2-s2.0-84971572911 (requires institutional sign-in at Scopus site)   15 Citations


Dynamin is a large GTPase with a crucial role in synaptic vesicle regeneration. Acute dynamin inhibition impairs neurotransmitter release, in agreement with the protein's established role in vesicle resupply. Here, using tissue-specific dynamin-1 knockout [conditional knockout (cKO)] mice at a fast central synapse that releases neurotransmitter at high rates, we report that dynamin-1 deletion unexpectedly leads to enhanced steady-state neurotransmission and consequently less synaptic depression during brief periods of high-frequency stimulation. These changes are also accompanied by increased transmission failures. Interestingly, synaptic vesicle resupply and several other synaptic properties remain intact, including basal neurotransmission, presynaptic Ca(2+) influx, initial release probability, and postsynaptic receptor saturation and desensitization. However, acute application of Latrunculin B, a reagent known to induce actin depolymerization and impair bulk and ultrafast endocytosis, has a stronger effect on steady-state depression in cKO than in control and brings the depression down to a control level. The slow phase of presynaptic capacitance decay following strong stimulation is impaired in cKO; the rapid capacitance changes immediately after strong depolarization are also different between control and cKO and sensitive to Latrunculin B. These data raise the possibility that, in addition to its established function in regenerating synaptic vesicles, the endocytosis protein dynamin-1 may have an impact on short-term synaptic depression.
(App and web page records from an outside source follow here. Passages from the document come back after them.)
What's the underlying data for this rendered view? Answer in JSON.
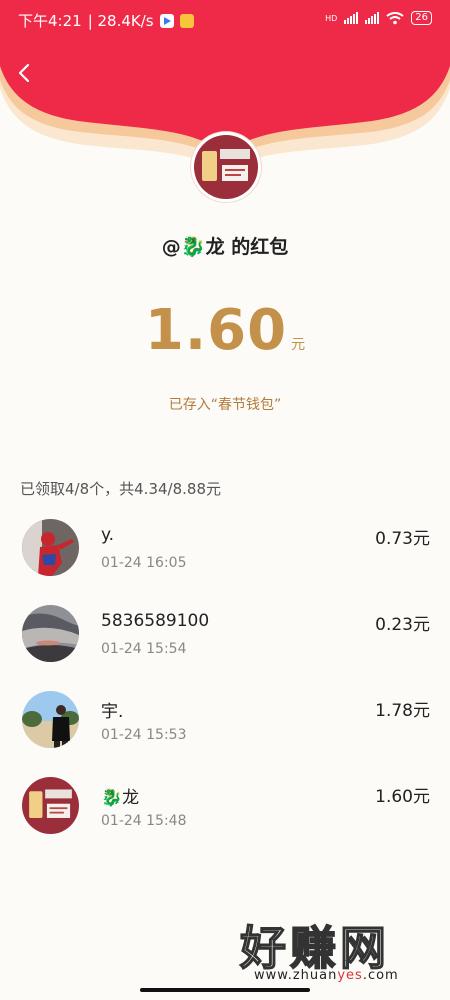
{
  "status_bar": {
    "time": "下午4:21",
    "speed": "| 28.4K/s",
    "network": "HD",
    "battery": "26"
  },
  "header": {
    "back_icon": "chevron-left-icon",
    "colors": {
      "red": "#ef2a49",
      "gold": "#f6c99d"
    }
  },
  "sender": {
    "prefix": "@",
    "emoji": "🐉",
    "name": "龙",
    "suffix": " 的红包"
  },
  "amount": {
    "value": "1.60",
    "unit": "元",
    "color": "#c4914a"
  },
  "deposit_note": "已存入“春节钱包”",
  "summary": "已领取4/8个，共4.34/8.88元",
  "recipients": [
    {
      "name": "y.",
      "time": "01-24 16:05",
      "amount": "0.73元",
      "avatar": "spiderman-avatar"
    },
    {
      "name": "5836589100",
      "time": "01-24 15:54",
      "amount": "0.23元",
      "avatar": "sky-avatar"
    },
    {
      "name": "宇.",
      "time": "01-24 15:53",
      "amount": "1.78元",
      "avatar": "person-avatar"
    },
    {
      "name": "龙",
      "emoji": "🐉",
      "time": "01-24 15:48",
      "amount": "1.60元",
      "avatar": "sign-avatar"
    }
  ],
  "watermark": {
    "title": "好赚网",
    "domain_a": "www.zhuan",
    "domain_b": "yes",
    "domain_c": ".com"
  }
}
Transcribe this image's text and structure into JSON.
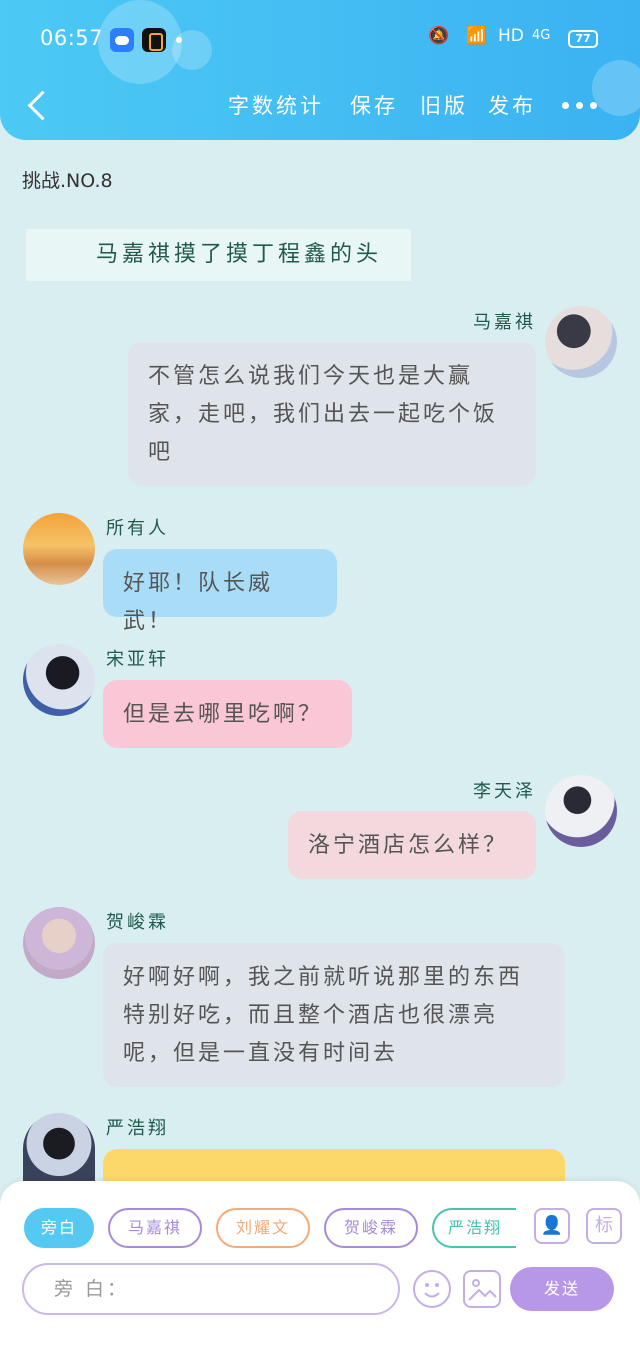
{
  "status_bar": {
    "time": "06:57",
    "network": "HD",
    "signal": "4G",
    "battery": "77"
  },
  "toolbar": {
    "word_count": "字数统计",
    "save": "保存",
    "old_version": "旧版",
    "publish": "发布"
  },
  "content": {
    "challenge_title": "挑战.NO.8",
    "narration": "马嘉祺摸了摸丁程鑫的头"
  },
  "messages": [
    {
      "sender": "马嘉祺",
      "text": "不管怎么说我们今天也是大赢家，走吧，我们出去一起吃个饭吧"
    },
    {
      "sender": "所有人",
      "text": "好耶！队长威武！"
    },
    {
      "sender": "宋亚轩",
      "text": "但是去哪里吃啊？"
    },
    {
      "sender": "李天泽",
      "text": "洛宁酒店怎么样？"
    },
    {
      "sender": "贺峻霖",
      "text": "好啊好啊，我之前就听说那里的东西特别好吃，而且整个酒店也很漂亮呢，但是一直没有时间去"
    },
    {
      "sender": "严浩翔",
      "text": ""
    }
  ],
  "composer": {
    "roles": [
      "旁白",
      "马嘉祺",
      "刘耀文",
      "贺峻霖",
      "严浩翔"
    ],
    "mark_label": "标",
    "input_value": "旁 白：",
    "send_label": "发送"
  },
  "colors": {
    "header_gradient_start": "#4cc9f4",
    "header_gradient_end": "#3bb2f2",
    "background": "#d9eef0",
    "send_button": "#b797e8",
    "active_role": "#56c9f2"
  }
}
This role comes into play primarily during brief high-frequency stimulation.

Author List

Mahapatra S, Fan F, Lou X


Xuelin Lou PhD Professor in the Cell Biology, Neurobiology and Anatomy department at Medical College of Wisconsin

MESH terms used to index this publication - Major topics in bold
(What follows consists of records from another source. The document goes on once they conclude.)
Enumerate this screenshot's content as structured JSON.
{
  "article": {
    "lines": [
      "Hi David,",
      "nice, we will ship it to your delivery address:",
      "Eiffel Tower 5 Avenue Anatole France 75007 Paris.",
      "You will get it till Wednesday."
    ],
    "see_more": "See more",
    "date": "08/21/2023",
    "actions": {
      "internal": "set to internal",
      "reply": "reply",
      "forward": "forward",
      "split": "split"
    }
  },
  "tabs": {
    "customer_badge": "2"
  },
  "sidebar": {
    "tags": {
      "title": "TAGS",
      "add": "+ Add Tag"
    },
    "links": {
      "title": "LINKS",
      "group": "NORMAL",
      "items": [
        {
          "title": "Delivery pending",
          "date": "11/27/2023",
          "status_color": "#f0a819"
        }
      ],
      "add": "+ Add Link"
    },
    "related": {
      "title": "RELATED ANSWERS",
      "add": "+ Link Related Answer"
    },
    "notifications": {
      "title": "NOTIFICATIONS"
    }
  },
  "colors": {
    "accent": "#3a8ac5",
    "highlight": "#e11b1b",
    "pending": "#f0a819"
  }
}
Action Potentials
Dynamin I
Excitatory Postsynaptic Potentials
Fluorescent Antibody Technique
Mice, Knockout
Organ Specificity
Patch-Clamp Techniques
Synaptic Transmission
Synaptic Vesicles